“It was because we were mad because they took a brother that meant so much to us,” she said. “I wanted to be a part of it…to do whatever was needed.”

On July 27, 1944, Kay and her mother both left for Basic Training at Fort Oglethorpe, Georgia, as one of the few mother-daughter teams to serve together in the war effort. They were both assigned to Romulus Army Air Base, the air transport command center in Detroit, Michigan.

Burkart served as a clerk in the induction area of the base until the war was over.

Burkart and her mother, Mary, were one of the few mother-daughter teams to serve together in WWII. They were both assigned to Romulus Army Air Base, the air transport command center in Detroit, Michigan.

“I was a clerk at a welcoming center provided supplies for new enlisted soldiers. My mom did the same,” she said. “It was very interesting time. A sad time. It was just something you did as part of a war effort, and of course, it was to support what my brothers were doing.”

A naturally independent leader, this time of Burkart’s life taught her about sacrifice and overcoming people’s expectations of her.

“The work wasn’t terribly demanding but being a loner did provide me with the opportunity to know other women who were of the same background and thoughts,” she said. “We were doing our best for the war effort.”

After the war ended, Burkhart went to work for American Airlines in Chicago as a ticket agent. The next two decades in U.S. history, and particularly in the airline industry, were a time of increased opportunities for women in the workforce, and Burkart took advantage of chances for advancement when they came.

“At one point I transferred to New York," she said. "There, I was able to work my way into management positions in sales for American Airlines, and I did that for many years until I retired in 1978."

It was at that time that Burkart married Gilbert Thurston, an executive in furniture sales, and she worked with him in sales until his death in 1988.

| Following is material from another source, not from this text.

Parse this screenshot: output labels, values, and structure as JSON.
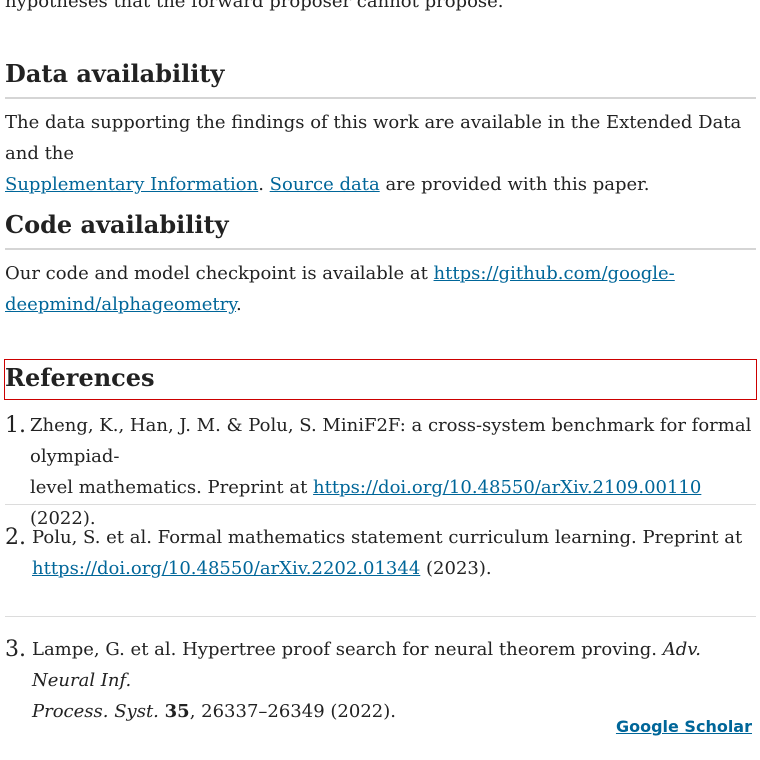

In the later years of Burkart’s long life, she began to think even more altruistically, finding ways to use her own gifts to help others who are less fortunate. One of causes Burkart held close to her heart was Northern Illinois University.

“I had a cousin who had a grandson who kept telling me about his success as a nurse through the NIU system,” she said. “Plus, my younger brother was terribly ill in his last years, and there was a shortage of nurses. I happened to have some extra money, so I thought it might do some good for a student in the nursing program.”

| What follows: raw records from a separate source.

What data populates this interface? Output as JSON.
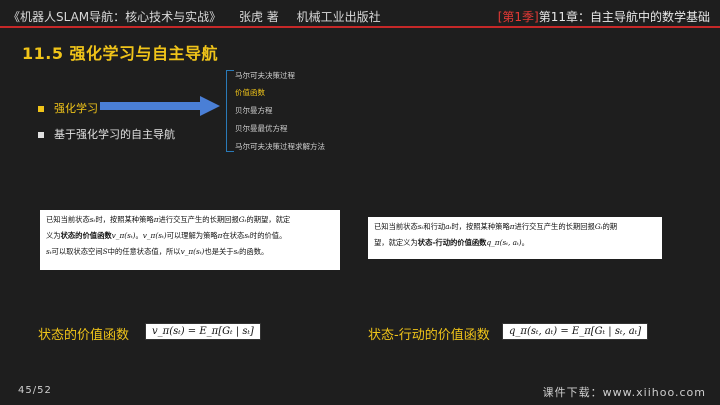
{
  "header": {
    "book": "《机器人SLAM导航：核心技术与实战》",
    "author": "张虎 著",
    "publisher": "机械工业出版社",
    "season": "[第1季]",
    "chapter": "第11章：自主导航中的数学基础"
  },
  "section_title": "11.5 强化学习与自主导航",
  "bullets": [
    {
      "label": "强化学习",
      "active": true
    },
    {
      "label": "基于强化学习的自主导航",
      "active": false
    }
  ],
  "subtopics": [
    {
      "label": "马尔可夫决策过程",
      "active": false
    },
    {
      "label": "价值函数",
      "active": true
    },
    {
      "label": "贝尔曼方程",
      "active": false
    },
    {
      "label": "贝尔曼最优方程",
      "active": false
    },
    {
      "label": "马尔可夫决策过程求解方法",
      "active": false
    }
  ],
  "state_value_box": {
    "t1": "已知当前状态",
    "s_t": "sₜ",
    "t2": "时，按照某种策略",
    "pi": "π",
    "t3": "进行交互产生的长期回报",
    "G_t": "Gₜ",
    "t4": "的期望，就定",
    "t5": "义为",
    "bold": "状态的价值函数",
    "v": "v_π(sₜ)",
    "t6": "。",
    "v2": "v_π(sₜ)",
    "t7": "可以理解为策略",
    "pi2": "π",
    "t8": "在状态",
    "s_t2": "sₜ",
    "t9": "时的价值。",
    "s_t3": "sₜ",
    "t10": "可以取状态空间",
    "S": "S",
    "t11": "中的任意状态值，所以",
    "v3": "v_π(sₜ)",
    "t12": "也是关于",
    "s_t4": "sₜ",
    "t13": "的函数。"
  },
  "action_value_box": {
    "t1": "已知当前状态",
    "s_t": "sₜ",
    "t2": "和行动",
    "a_t": "aₜ",
    "t3": "时，按照某种策略",
    "pi": "π",
    "t4": "进行交互产生的长期回报",
    "G_t": "Gₜ",
    "t5": "的期",
    "t6": "望，就定义为",
    "bold": "状态-行动的价值函数",
    "q": "q_π(sₜ, aₜ)",
    "t7": "。"
  },
  "state_value_label": "状态的价值函数",
  "state_value_formula": "v_π(sₜ) = E_π[Gₜ | sₜ]",
  "action_value_label": "状态-行动的价值函数",
  "action_value_formula": "q_π(sₜ, aₜ) = E_π[Gₜ | sₜ, aₜ]",
  "footer": {
    "page": "45/52",
    "download": "课件下载：www.xiihoo.com"
  },
  "colors": {
    "accent": "#f0c419",
    "season_red": "#e53935",
    "rule_red": "#c62828",
    "arrow_blue": "#4a7fd6",
    "background": "#1e1e1e"
  }
}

Burkart’s generosity led to her developing two excellence funds within the College of Human Health and Sciences—one to support current instructors or supportive professional staff to earn terminal degrees within the Department of Nursing, and the other to benefit the dean’s initiatives.

When asked about the enormous impact she has made for so many students and faculty, Burkart is humble, choosing to think about her duty rather than her selflessness.

Burkhart took part in an Honor Flight in July 2022, where visited the Women’s War Memorial and saw a picture of her and her mother in uniform, serving together.

“I’ve been fortunate in working with my company, allowing me to grow, and I have been very fortunate in health,” she said. “I have just been lucky. I have felt it’s a small way to pay back for the good fortune I’ve had.”

In recent years, Burkart decided to return to Sycamore from New York, where she lived for decades.

“I decided I would like to see trees and grass before I die, and once you turn 90, you ought to go where you have family,” she said.

Being back in the community again, Burkart gets to see more often the impact her giving has had on NIU students. In February, her friends at the University are planning a 100th birthday party for her and inviting some of the students who have been helped by her contribution. She says she is amazed to think that she has been around for an entire century but hopes her work will live on.

“The University seems to have made it very efficiently distributed and helped quite a few young people,” she said. “I hope that the University is capable of continuing their program, and I hope I’ve helped. There are some things you can do that are easy to do, and we should all try to do our part.”